City of London planning officer Peter Rees last week warned that building tall in cities should be seen as a “last resort”.
Rees cited Frankfurt, which he described as a “market garden city with skyscrapers”, Canary Wharf and Croydon as places where tall buildings did not work.
“Don’t build tall to change your fortunes, build tall because you are already successful and have run out of space,” he told delegates at the Council on Tall Buildings and Urban Habitat (CTBUH) conference.
Rees went on to suggest that despite its historic nature, central London was an acceptable place to build towers as long as projects “obeyed the rules”.
Rees told delegates: “If we are going to build beehives that poke through the clouds, we have to do it carefully without messing up the gossip networks, because that is the compost where the flowers grow.
He added: “What we have is a set of rules that tell you what you can’t do - obstruct St Paul’s or the City Airport.

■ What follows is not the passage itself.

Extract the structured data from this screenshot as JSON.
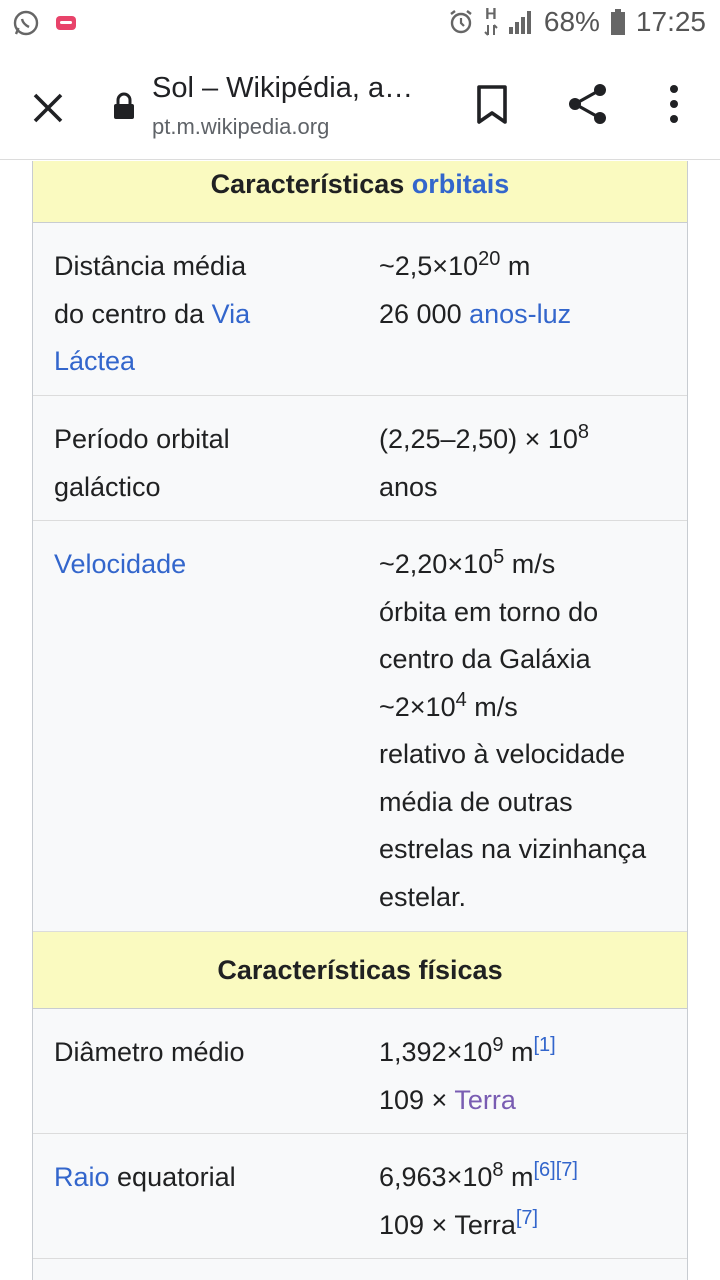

“All of these set constraints but there is great flexibility,” Rees told the conference.
Rees also warned that he would not tolerate developments that were one-dimensional and known only for being tall.
“We’ve never tried to build the world’s tallest building here. If that is all you do, people will be bored in three months,” he said.

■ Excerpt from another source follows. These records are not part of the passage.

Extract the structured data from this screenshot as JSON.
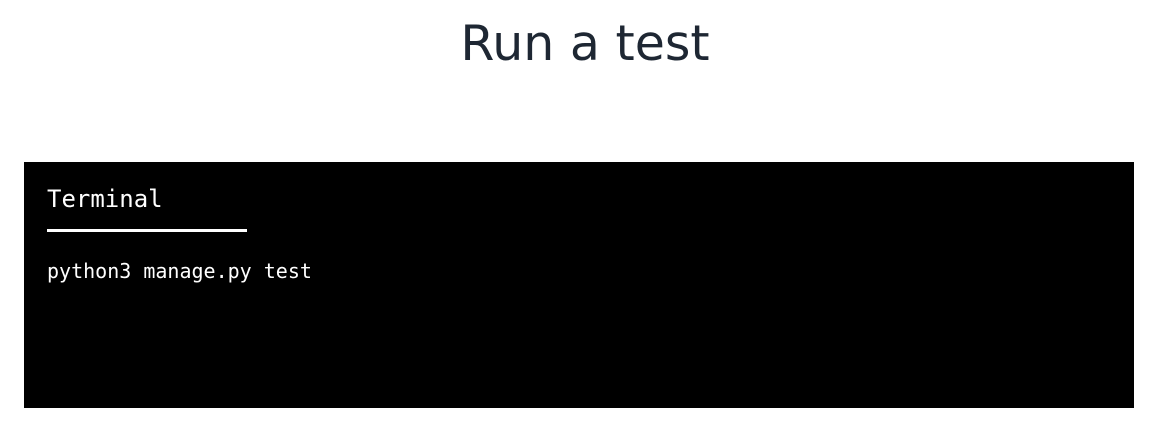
{
  "page": {
    "title": "Run a test"
  },
  "terminal": {
    "tab_label": "Terminal",
    "command": "python3 manage.py test",
    "colors": {
      "background": "#000000",
      "text": "#ffffff"
    }
  }
}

The conference was dominated by talk of the need for multi-purpose, adaptable building in high density surroundings.
Rees’ comments followed a pre-conference speech in which he attacked high-profile but under-occupied schemes outside the Square Mile.

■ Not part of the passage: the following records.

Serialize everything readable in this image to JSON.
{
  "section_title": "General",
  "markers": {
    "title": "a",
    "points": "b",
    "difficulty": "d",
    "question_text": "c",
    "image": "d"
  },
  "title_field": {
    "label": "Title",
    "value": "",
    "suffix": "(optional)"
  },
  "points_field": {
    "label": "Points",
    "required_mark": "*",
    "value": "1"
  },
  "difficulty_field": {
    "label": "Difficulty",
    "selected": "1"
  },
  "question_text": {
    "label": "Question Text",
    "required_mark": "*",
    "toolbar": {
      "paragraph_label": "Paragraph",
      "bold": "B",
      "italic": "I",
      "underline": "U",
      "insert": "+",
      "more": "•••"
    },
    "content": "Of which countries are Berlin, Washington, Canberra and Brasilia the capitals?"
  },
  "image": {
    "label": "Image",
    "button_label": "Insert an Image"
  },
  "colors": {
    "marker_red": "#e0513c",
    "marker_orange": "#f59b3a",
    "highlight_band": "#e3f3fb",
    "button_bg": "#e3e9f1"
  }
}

He suggested they were “simply safety deposit boxes for foreign money of dubious origin”.